Late one night last September, a thief slipped into the backyard of Brad Rogers's home, broke into the shed, lifted the Bianchi Sport SS that he had owned for 30 years off its hook, then wheeled it out to the alley and disappeared into the darkness.
No one heard a thing. Not Brad or his wife, Linda, or any of their four children, who were all of high school or college age.
None of them even knew the bike was gone until a few days later, on a Friday morning when Mikaela, Brad and Linda's oldest daughter, decided, as she sometimes did, to ride it to work. When she swung the shed door open, there was just an empty hook where the Bianchi should have been.

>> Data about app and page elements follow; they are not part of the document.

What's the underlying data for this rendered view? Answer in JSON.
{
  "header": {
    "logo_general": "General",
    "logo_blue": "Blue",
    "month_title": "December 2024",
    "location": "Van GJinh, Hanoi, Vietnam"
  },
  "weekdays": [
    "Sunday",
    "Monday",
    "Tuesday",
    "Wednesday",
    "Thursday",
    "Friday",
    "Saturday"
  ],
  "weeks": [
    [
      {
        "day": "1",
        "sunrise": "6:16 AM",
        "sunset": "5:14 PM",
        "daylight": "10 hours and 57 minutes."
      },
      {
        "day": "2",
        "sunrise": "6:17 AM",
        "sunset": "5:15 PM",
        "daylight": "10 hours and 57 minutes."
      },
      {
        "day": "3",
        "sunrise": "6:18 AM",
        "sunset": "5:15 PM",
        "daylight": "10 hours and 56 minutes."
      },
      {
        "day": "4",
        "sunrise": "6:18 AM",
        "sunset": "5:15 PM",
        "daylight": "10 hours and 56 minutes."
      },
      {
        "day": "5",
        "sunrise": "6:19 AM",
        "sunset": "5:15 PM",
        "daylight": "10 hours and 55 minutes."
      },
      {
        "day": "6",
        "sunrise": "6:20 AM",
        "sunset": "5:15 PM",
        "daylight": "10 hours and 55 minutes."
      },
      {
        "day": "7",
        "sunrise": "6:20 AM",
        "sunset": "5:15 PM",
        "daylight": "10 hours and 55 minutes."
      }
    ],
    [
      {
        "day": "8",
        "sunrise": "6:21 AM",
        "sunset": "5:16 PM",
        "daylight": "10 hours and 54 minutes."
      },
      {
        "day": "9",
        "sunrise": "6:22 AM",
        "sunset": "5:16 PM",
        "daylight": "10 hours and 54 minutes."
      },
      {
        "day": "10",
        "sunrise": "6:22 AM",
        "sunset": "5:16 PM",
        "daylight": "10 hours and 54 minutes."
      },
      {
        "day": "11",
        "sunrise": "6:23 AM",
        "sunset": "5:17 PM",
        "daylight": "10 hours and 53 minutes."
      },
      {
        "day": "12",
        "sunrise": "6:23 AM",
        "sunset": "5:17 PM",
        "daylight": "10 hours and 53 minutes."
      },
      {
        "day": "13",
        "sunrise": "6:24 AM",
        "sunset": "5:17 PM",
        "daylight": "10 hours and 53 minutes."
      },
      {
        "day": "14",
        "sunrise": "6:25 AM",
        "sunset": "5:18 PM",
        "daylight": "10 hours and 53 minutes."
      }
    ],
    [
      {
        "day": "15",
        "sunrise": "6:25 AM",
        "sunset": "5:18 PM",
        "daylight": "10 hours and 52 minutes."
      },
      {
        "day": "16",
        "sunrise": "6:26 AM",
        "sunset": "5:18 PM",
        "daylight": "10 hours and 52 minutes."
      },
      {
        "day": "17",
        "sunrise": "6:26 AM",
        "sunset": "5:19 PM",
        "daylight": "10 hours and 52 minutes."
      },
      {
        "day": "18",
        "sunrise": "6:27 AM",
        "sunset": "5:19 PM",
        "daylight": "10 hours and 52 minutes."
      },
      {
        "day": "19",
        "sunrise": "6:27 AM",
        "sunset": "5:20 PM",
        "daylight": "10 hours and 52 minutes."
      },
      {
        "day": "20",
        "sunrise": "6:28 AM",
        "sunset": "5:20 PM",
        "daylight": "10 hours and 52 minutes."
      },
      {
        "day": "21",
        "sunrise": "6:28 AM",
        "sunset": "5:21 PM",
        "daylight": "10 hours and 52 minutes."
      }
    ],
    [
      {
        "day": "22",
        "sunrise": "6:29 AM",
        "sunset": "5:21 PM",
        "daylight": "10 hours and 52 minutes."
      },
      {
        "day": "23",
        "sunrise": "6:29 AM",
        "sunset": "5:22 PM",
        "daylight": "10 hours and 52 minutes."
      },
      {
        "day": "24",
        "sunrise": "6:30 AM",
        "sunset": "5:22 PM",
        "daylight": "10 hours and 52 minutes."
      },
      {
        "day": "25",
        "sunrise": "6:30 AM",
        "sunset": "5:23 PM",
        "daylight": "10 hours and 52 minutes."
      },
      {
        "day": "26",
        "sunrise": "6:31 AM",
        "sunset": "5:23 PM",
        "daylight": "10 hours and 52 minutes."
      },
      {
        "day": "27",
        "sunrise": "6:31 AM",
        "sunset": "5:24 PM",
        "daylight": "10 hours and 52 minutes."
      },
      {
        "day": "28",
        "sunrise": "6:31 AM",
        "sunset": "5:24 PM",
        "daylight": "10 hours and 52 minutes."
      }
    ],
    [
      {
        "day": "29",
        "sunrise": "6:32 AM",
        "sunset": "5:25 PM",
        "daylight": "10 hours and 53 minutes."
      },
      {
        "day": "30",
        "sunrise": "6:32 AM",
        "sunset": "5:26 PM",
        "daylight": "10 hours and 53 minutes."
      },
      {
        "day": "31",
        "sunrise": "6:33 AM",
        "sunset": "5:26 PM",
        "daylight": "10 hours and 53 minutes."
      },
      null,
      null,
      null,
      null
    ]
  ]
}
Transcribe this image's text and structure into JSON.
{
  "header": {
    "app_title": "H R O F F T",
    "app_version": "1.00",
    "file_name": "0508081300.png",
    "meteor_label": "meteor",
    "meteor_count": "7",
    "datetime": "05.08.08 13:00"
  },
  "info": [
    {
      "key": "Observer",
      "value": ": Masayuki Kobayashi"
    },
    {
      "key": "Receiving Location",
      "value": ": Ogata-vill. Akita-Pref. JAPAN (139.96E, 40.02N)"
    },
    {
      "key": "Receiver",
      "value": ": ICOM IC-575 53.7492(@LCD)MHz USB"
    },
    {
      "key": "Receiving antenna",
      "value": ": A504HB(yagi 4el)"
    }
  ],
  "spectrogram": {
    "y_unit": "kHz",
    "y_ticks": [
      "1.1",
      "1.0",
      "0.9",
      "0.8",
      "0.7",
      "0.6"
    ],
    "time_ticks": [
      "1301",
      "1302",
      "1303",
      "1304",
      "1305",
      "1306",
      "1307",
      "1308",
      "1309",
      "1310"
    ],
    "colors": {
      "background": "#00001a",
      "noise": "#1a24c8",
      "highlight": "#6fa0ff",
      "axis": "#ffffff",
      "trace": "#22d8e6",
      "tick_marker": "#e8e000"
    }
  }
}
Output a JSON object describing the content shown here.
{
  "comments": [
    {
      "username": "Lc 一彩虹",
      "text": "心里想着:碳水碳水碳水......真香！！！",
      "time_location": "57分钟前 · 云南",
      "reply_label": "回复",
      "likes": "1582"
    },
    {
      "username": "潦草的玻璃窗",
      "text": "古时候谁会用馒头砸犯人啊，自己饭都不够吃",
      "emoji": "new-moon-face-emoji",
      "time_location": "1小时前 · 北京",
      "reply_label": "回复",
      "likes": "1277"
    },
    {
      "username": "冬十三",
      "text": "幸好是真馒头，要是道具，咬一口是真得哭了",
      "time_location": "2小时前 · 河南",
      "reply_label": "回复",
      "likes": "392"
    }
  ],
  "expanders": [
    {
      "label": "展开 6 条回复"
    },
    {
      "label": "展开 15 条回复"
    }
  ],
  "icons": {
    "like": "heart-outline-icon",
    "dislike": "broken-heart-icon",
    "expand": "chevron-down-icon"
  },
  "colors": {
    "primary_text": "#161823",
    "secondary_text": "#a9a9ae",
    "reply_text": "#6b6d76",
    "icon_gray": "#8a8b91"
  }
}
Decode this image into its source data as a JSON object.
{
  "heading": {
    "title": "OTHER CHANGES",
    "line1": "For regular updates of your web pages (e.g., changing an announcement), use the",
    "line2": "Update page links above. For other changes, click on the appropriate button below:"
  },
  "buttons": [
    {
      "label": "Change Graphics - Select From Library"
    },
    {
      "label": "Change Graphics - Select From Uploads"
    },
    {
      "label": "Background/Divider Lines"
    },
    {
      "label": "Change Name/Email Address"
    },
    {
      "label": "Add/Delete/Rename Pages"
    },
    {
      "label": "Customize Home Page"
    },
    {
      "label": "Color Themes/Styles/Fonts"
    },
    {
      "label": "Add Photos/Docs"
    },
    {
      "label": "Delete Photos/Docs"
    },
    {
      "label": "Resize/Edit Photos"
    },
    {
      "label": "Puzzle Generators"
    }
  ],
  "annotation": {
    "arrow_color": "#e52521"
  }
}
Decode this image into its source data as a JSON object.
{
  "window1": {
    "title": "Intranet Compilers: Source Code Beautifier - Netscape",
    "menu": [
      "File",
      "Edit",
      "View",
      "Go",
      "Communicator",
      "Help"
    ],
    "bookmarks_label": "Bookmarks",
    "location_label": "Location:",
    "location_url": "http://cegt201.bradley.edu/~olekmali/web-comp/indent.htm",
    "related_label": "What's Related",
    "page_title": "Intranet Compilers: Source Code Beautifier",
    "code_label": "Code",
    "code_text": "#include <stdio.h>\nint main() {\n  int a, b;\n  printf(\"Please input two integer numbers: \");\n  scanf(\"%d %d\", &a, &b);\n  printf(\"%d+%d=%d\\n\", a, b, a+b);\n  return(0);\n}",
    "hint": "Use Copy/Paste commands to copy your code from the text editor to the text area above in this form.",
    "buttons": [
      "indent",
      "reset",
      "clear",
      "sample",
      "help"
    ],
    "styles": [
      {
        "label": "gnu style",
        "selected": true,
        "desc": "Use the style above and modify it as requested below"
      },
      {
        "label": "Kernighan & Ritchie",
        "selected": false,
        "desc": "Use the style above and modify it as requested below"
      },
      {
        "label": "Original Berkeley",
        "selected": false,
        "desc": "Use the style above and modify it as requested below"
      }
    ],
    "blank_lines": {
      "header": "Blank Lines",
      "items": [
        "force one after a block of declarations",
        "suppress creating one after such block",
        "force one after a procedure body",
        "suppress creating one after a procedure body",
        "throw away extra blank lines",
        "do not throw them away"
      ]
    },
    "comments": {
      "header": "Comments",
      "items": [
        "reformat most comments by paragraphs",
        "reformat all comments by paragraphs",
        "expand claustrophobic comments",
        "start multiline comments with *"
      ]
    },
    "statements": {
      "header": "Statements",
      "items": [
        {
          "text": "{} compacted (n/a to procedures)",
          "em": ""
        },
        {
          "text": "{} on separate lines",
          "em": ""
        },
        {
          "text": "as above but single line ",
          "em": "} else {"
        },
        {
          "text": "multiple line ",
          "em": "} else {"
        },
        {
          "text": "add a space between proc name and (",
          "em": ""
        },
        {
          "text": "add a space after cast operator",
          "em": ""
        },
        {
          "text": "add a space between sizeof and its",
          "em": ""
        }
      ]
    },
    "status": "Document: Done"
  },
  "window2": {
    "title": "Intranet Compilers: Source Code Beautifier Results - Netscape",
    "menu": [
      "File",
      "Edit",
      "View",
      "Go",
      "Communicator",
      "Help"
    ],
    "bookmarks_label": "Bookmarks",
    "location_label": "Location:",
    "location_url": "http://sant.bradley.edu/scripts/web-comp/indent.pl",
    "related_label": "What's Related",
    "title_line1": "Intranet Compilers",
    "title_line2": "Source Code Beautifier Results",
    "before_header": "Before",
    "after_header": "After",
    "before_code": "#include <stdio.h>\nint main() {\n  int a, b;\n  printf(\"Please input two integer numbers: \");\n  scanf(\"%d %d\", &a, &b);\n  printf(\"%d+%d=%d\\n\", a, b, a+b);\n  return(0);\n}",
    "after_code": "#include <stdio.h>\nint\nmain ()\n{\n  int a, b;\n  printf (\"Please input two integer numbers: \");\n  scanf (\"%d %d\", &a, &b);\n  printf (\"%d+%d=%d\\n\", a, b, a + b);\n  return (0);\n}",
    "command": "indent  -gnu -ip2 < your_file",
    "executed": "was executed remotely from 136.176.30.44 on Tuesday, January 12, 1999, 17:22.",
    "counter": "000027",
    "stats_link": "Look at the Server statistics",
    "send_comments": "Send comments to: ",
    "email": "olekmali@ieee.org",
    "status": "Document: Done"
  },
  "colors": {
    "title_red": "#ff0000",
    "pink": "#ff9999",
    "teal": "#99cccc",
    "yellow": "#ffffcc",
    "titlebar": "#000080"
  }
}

She instantly had a bad feeling but, with that desperate optimism so common in such situations, "I looked all over the place, in the hope that it would be somewhere," she says. Though her father was nearly a foot taller than her and, as an experienced cyclist, knew his bicycle didn't really fit her, he'd allowed her to ride it through ...